Food enters the digestive system through the mouth where it is broken down into small pieces as its chewed before swallowing and then the food passes through the oesophagus Into the stomach and the small intestine where it is digested and the food is absorbed into the bloodstream in the small intestine. The small intestine has a large surface area as it is covered in very small finger-like villi which stick out to give a large surface area. They are very thin, just one cell thick to allow nutrients to pass into the bloodstream quickly.

Excess water is absorbed back into the body in the large intestine. Any undigested food passes out of the body through the anus.

The liver and pancreas play an important part in the digestion process as the Liver produces bile which helps in digesting fats and oils. The pancreas produces biological catalysts called digestive enzymes which are used to speed up the digestive process.

Enzymes are not living things, they are a special protein which is able to break large molecules into small molecules and there are many different types of enzymes which can break down different nutrients.

Carbohydrate enzymes break starch down into sugar which actually starts within the mouth as saliva contains amylase with is a starch-digesting enzyme.

Lipase enzymes are used to turn fats and oils into fatty acids and glycerol. Digestion of fat is helped by bile that is made in the liver. Bile breaks fat into small droplets that make it easier for the lipase enzymes to work. The bile itself is not an enzyme.

Protease enzymes are used to break down proteins into amino acids. Digestion of proteins is assisted by the acid in the stomach which also helps to kill micro-organisms that may be in the food.

Vitamin, minerals and water are already small enough to be absorbed by the body without having to be broken down by the digestive process.

The only thing the body cannot digest is dietary fibre which is passed out of the body. Fibre is important to encourage digestive transit through the body.

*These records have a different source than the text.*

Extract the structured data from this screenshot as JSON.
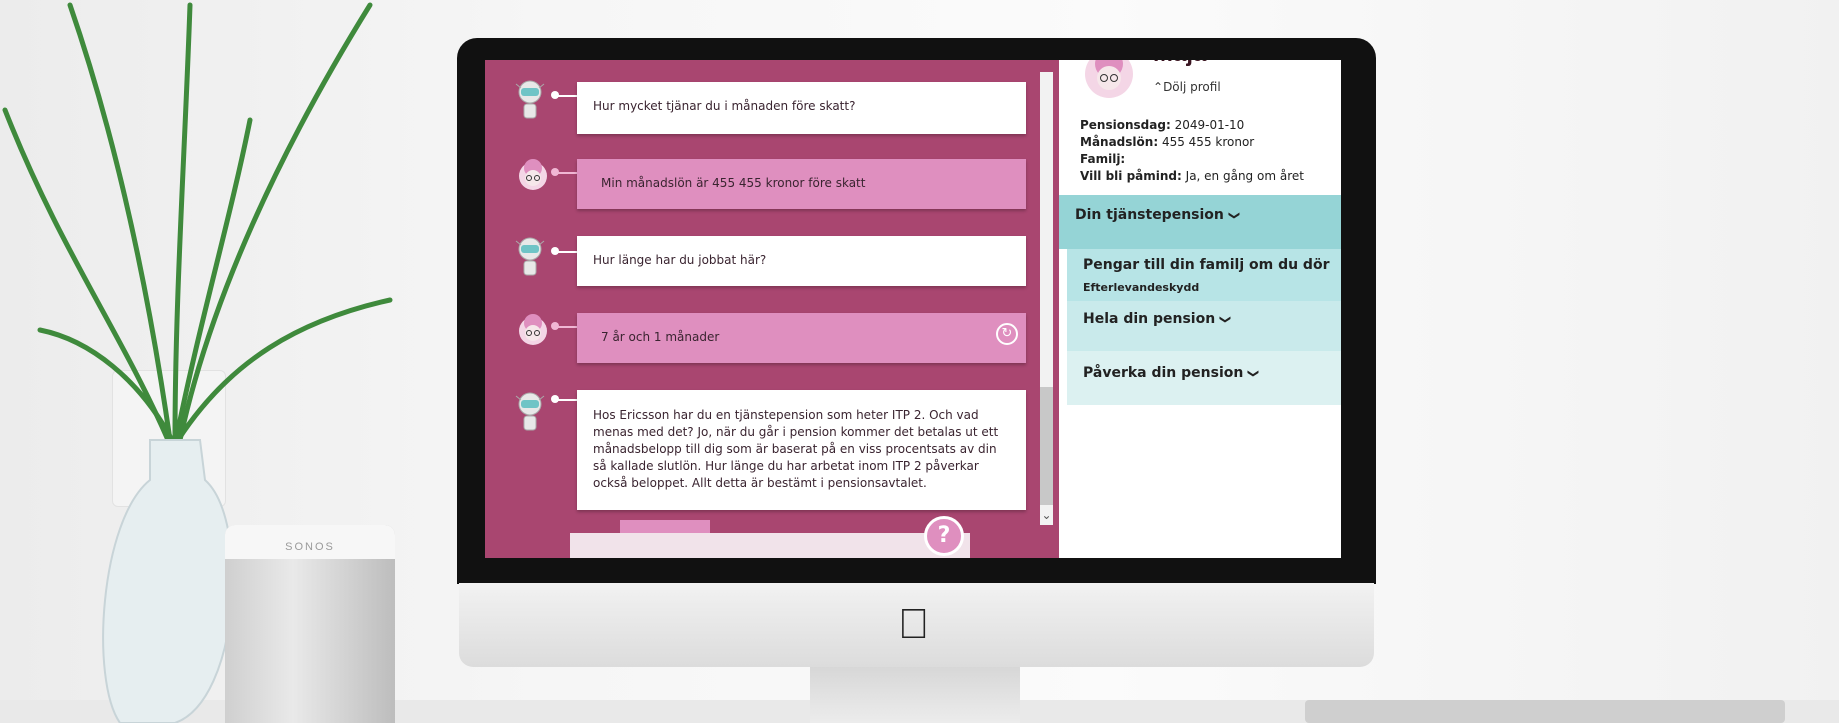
{
  "chat": {
    "messages": [
      {
        "role": "bot",
        "text": "Hur mycket tjänar du i månaden före skatt?"
      },
      {
        "role": "user",
        "text": "Min månadslön är 455 455 kronor före skatt"
      },
      {
        "role": "bot",
        "text": "Hur länge har du jobbat här?"
      },
      {
        "role": "user",
        "text": "7 år och 1 månader"
      },
      {
        "role": "bot",
        "text": "Hos Ericsson har du en tjänstepension som heter ITP 2. Och vad menas med det? Jo, när du går i pension kommer det betalas ut ett månadsbelopp till dig som är baserat på en viss procentsats av din så kallade slutlön. Hur länge du har arbetat inom ITP 2 påverkar också beloppet. Allt detta är bestämt i pensionsavtalet."
      }
    ],
    "help_label": "?",
    "refresh_icon": "refresh-icon"
  },
  "profile": {
    "name": "Maja",
    "hide_label": "Dölj profil",
    "facts": [
      {
        "label": "Pensionsdag:",
        "value": "2049-01-10"
      },
      {
        "label": "Månadslön:",
        "value": "455 455 kronor"
      },
      {
        "label": "Familj:",
        "value": ""
      },
      {
        "label": "Vill bli påmind:",
        "value": "Ja, en gång om året"
      }
    ]
  },
  "accordion": {
    "main": "Din tjänstepension",
    "items": [
      {
        "label": "Pengar till din familj om du dör",
        "sub": "Efterlevandeskydd"
      },
      {
        "label": "Hela din pension"
      },
      {
        "label": "Påverka din pension"
      }
    ]
  },
  "device": {
    "speaker_brand": "SONOS"
  },
  "colors": {
    "chat_bg": "#a94670",
    "user_bubble": "#df8fbf",
    "accent_teal": "#95d4d6"
  }
}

There are lots of bacteria in the digestive system and about half the dry weight of faeces consists of bacteria. Bacteria are important as they digest substances that cannot be digested such as certain carbohydrates, they produce some vitamins such as vitamin K and B and they reduce the chance of harmful bacteria multiplying which may cause disease.